Onikosi, who was studying an MA in global political economy, is facing deportation to Nigeria. He says the Home Office’s decision to send him back will cost him his life.

After moving to the UK to study in 2007, Onikosi was diagnosed with a chronic liver condition. He believes he will die if returned to Nigeria, where medical facilities are more limited.

“I was subsequently diagnosed with a chronic liver condition brought on by Hepatitis B. In Nigeria, there is not the medical infrastructure required to keep me alive. My battle to stay in the UK on medical grounds, in other words, is a fight to stay alive,” Onikosi told the Independent.

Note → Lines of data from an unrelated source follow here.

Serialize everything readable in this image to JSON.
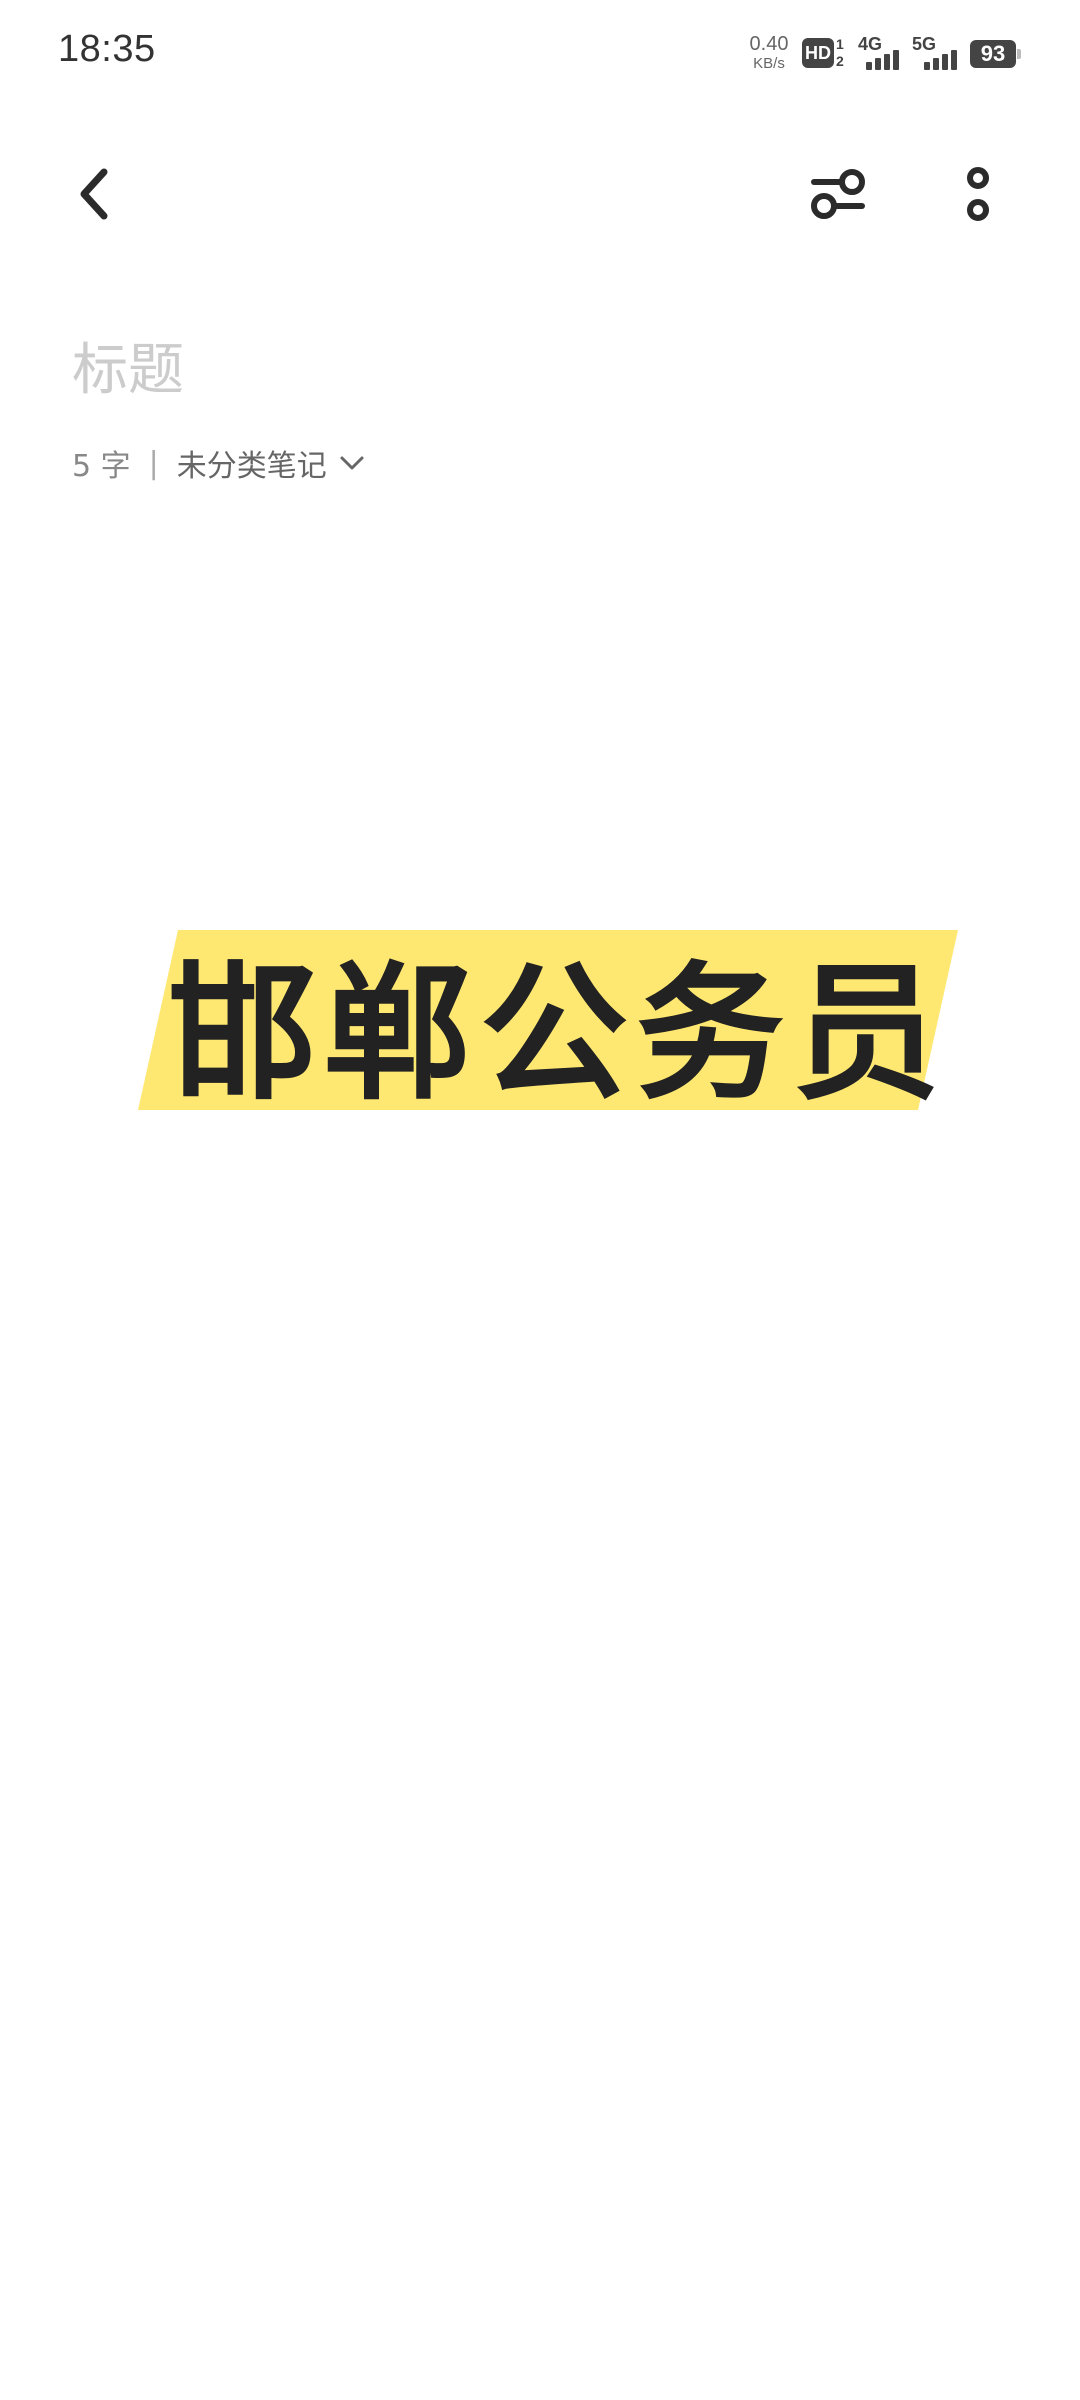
{
  "status_bar": {
    "time": "18:35",
    "net_speed_value": "0.40",
    "net_speed_unit": "KB/s",
    "hd_label": "HD",
    "hd_sub_top": "1",
    "hd_sub_bottom": "2",
    "signal_1_label": "4G",
    "signal_2_label": "5G",
    "battery_level": "93"
  },
  "toolbar": {
    "back_icon": "chevron-left-icon",
    "format_icon": "sliders-icon",
    "more_icon": "more-vertical-icon"
  },
  "note": {
    "title_value": "",
    "title_placeholder": "标题",
    "word_count": "5 字",
    "separator": "|",
    "category": "未分类笔记",
    "category_icon": "chevron-down-icon",
    "cover_text": "邯郸公务员",
    "highlight_color": "#FFE872"
  }
}
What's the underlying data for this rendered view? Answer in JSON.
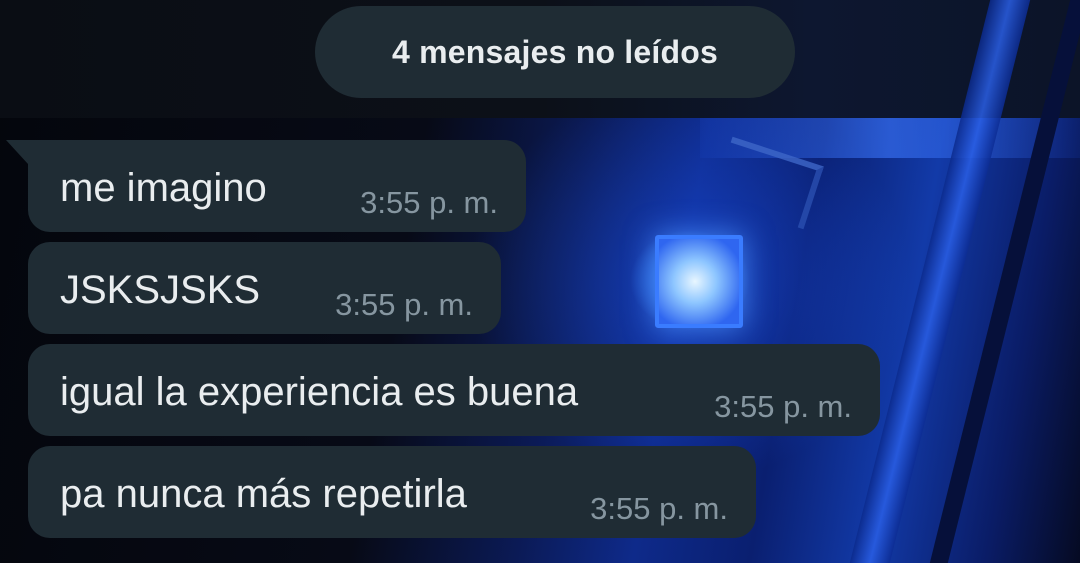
{
  "unread_banner": {
    "label": "4 mensajes no leídos"
  },
  "messages": [
    {
      "text": "me imagino",
      "time": "3:55 p. m."
    },
    {
      "text": "JSKSJSKS",
      "time": "3:55 p. m."
    },
    {
      "text": "igual la experiencia es buena",
      "time": "3:55 p. m."
    },
    {
      "text": "pa nunca más repetirla",
      "time": "3:55 p. m."
    }
  ],
  "colors": {
    "bubble_background": "#1f2c34",
    "message_text": "#e9edef",
    "timestamp_text": "#8696a0",
    "wallpaper_accent": "#1e4fe0"
  }
}
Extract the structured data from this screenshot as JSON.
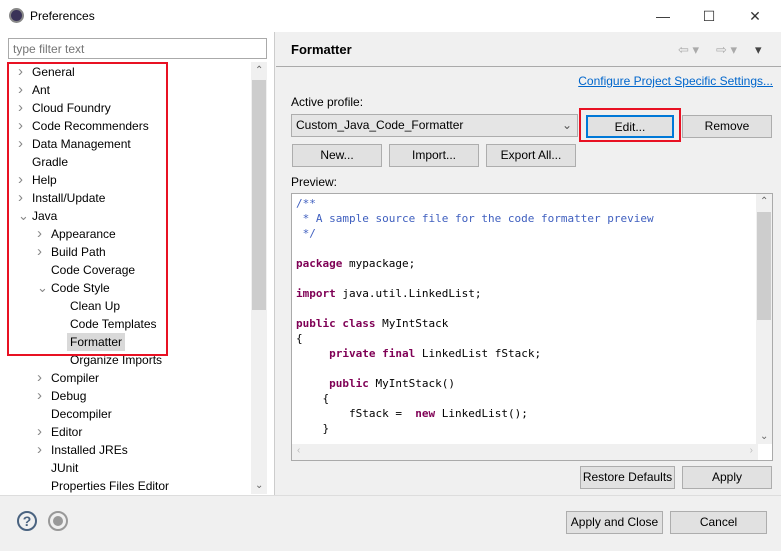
{
  "window": {
    "title": "Preferences",
    "minimize": "—",
    "maximize": "☐",
    "close": "✕"
  },
  "filter": {
    "placeholder": "type filter text"
  },
  "tree": [
    {
      "label": "General",
      "level": 0,
      "expandable": true,
      "expanded": false
    },
    {
      "label": "Ant",
      "level": 0,
      "expandable": true,
      "expanded": false
    },
    {
      "label": "Cloud Foundry",
      "level": 0,
      "expandable": true,
      "expanded": false
    },
    {
      "label": "Code Recommenders",
      "level": 0,
      "expandable": true,
      "expanded": false
    },
    {
      "label": "Data Management",
      "level": 0,
      "expandable": true,
      "expanded": false
    },
    {
      "label": "Gradle",
      "level": 0,
      "expandable": false
    },
    {
      "label": "Help",
      "level": 0,
      "expandable": true,
      "expanded": false
    },
    {
      "label": "Install/Update",
      "level": 0,
      "expandable": true,
      "expanded": false
    },
    {
      "label": "Java",
      "level": 0,
      "expandable": true,
      "expanded": true
    },
    {
      "label": "Appearance",
      "level": 1,
      "expandable": true,
      "expanded": false
    },
    {
      "label": "Build Path",
      "level": 1,
      "expandable": true,
      "expanded": false
    },
    {
      "label": "Code Coverage",
      "level": 1,
      "expandable": false
    },
    {
      "label": "Code Style",
      "level": 1,
      "expandable": true,
      "expanded": true
    },
    {
      "label": "Clean Up",
      "level": 2,
      "expandable": false
    },
    {
      "label": "Code Templates",
      "level": 2,
      "expandable": false
    },
    {
      "label": "Formatter",
      "level": 2,
      "expandable": false,
      "selected": true
    },
    {
      "label": "Organize Imports",
      "level": 2,
      "expandable": false
    },
    {
      "label": "Compiler",
      "level": 1,
      "expandable": true,
      "expanded": false
    },
    {
      "label": "Debug",
      "level": 1,
      "expandable": true,
      "expanded": false
    },
    {
      "label": "Decompiler",
      "level": 1,
      "expandable": false
    },
    {
      "label": "Editor",
      "level": 1,
      "expandable": true,
      "expanded": false
    },
    {
      "label": "Installed JREs",
      "level": 1,
      "expandable": true,
      "expanded": false
    },
    {
      "label": "JUnit",
      "level": 1,
      "expandable": false
    },
    {
      "label": "Properties Files Editor",
      "level": 1,
      "expandable": false
    }
  ],
  "page": {
    "title": "Formatter",
    "link": "Configure Project Specific Settings...",
    "active_profile_label": "Active profile:",
    "profile_value": "Custom_Java_Code_Formatter",
    "edit": "Edit...",
    "remove": "Remove",
    "new": "New...",
    "import": "Import...",
    "export_all": "Export All...",
    "preview_label": "Preview:",
    "restore_defaults": "Restore Defaults",
    "apply": "Apply"
  },
  "preview_code": [
    [
      [
        "cm",
        "/**"
      ]
    ],
    [
      [
        "cm",
        " * A sample source file for the code formatter preview"
      ]
    ],
    [
      [
        "cm",
        " */"
      ]
    ],
    [],
    [
      [
        "kw",
        "package"
      ],
      [
        "",
        "mypackage;"
      ]
    ],
    [],
    [
      [
        "kw",
        "import"
      ],
      [
        "",
        "java.util.LinkedList;"
      ]
    ],
    [],
    [
      [
        "kw",
        "public"
      ],
      [
        "kw",
        "class"
      ],
      [
        "",
        "MyIntStack"
      ]
    ],
    [
      [
        "",
        "{"
      ]
    ],
    [
      [
        "",
        "    "
      ],
      [
        "kw",
        "private"
      ],
      [
        "kw",
        "final"
      ],
      [
        "",
        "LinkedList fStack;"
      ]
    ],
    [],
    [
      [
        "",
        "    "
      ],
      [
        "kw",
        "public"
      ],
      [
        "",
        "MyIntStack()"
      ]
    ],
    [
      [
        "",
        "    {"
      ]
    ],
    [
      [
        "",
        "        fStack = "
      ],
      [
        "kw",
        "new"
      ],
      [
        "",
        "LinkedList();"
      ]
    ],
    [
      [
        "",
        "    }"
      ]
    ]
  ],
  "footer": {
    "apply_and_close": "Apply and Close",
    "cancel": "Cancel"
  },
  "colors": {
    "highlight": "#e81123",
    "keyword": "#7f0055",
    "comment": "#3f5fbf",
    "link": "#0066cc"
  }
}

While in the UK, Onikosi lost both his brothers to the same illness and worries the same fate awaits him if he is forced to return to Nigeria.

“In 2011, and then 2012, my two brothers in Nigeria died of complications brought on by the same illness. The same fate now awaits me, unless the Home Office reverses its decision to refuse me leave to remain in the UK,” said Onikosi.

Students are angry at their university’s decision to revoke Onikosi’s student status, but the institution says it had no say in the matter.

“We are, and have always been, very sorry to know of Mr Onikosi’s illness. The status of Mr Onikosi’s visa is a directive from the Home Office and the university is not able to influence that decision in any way,” said a university spokesmen.

Campaigners seized the balcony of a university building to oppose the deportation, unfurling banners of support while chanting: “Luqman is here to stay, let’s deport Theresa May.”

“There isn’t really any medical doubt he would die through total organ failure without proper treatment. We just can’t believe the Home Office are doing this to him. We are outraged,” said a spokesperson for the student campaign.

A video of the moment the group stormed Bramber House was posted on twitter.

Onikosi feels the UK government has used him as a “cash cow” for his student fees and are showing little compassion after two appeals were rejected.

“If even my rights as a ‘cash cow’ are denied, what a dire situation it is.”

A Home Office spokesperson said: “The individual’s application was fully considered and has been through the appeal process. An independent immigration judge found that he has no right to remain in the UK.”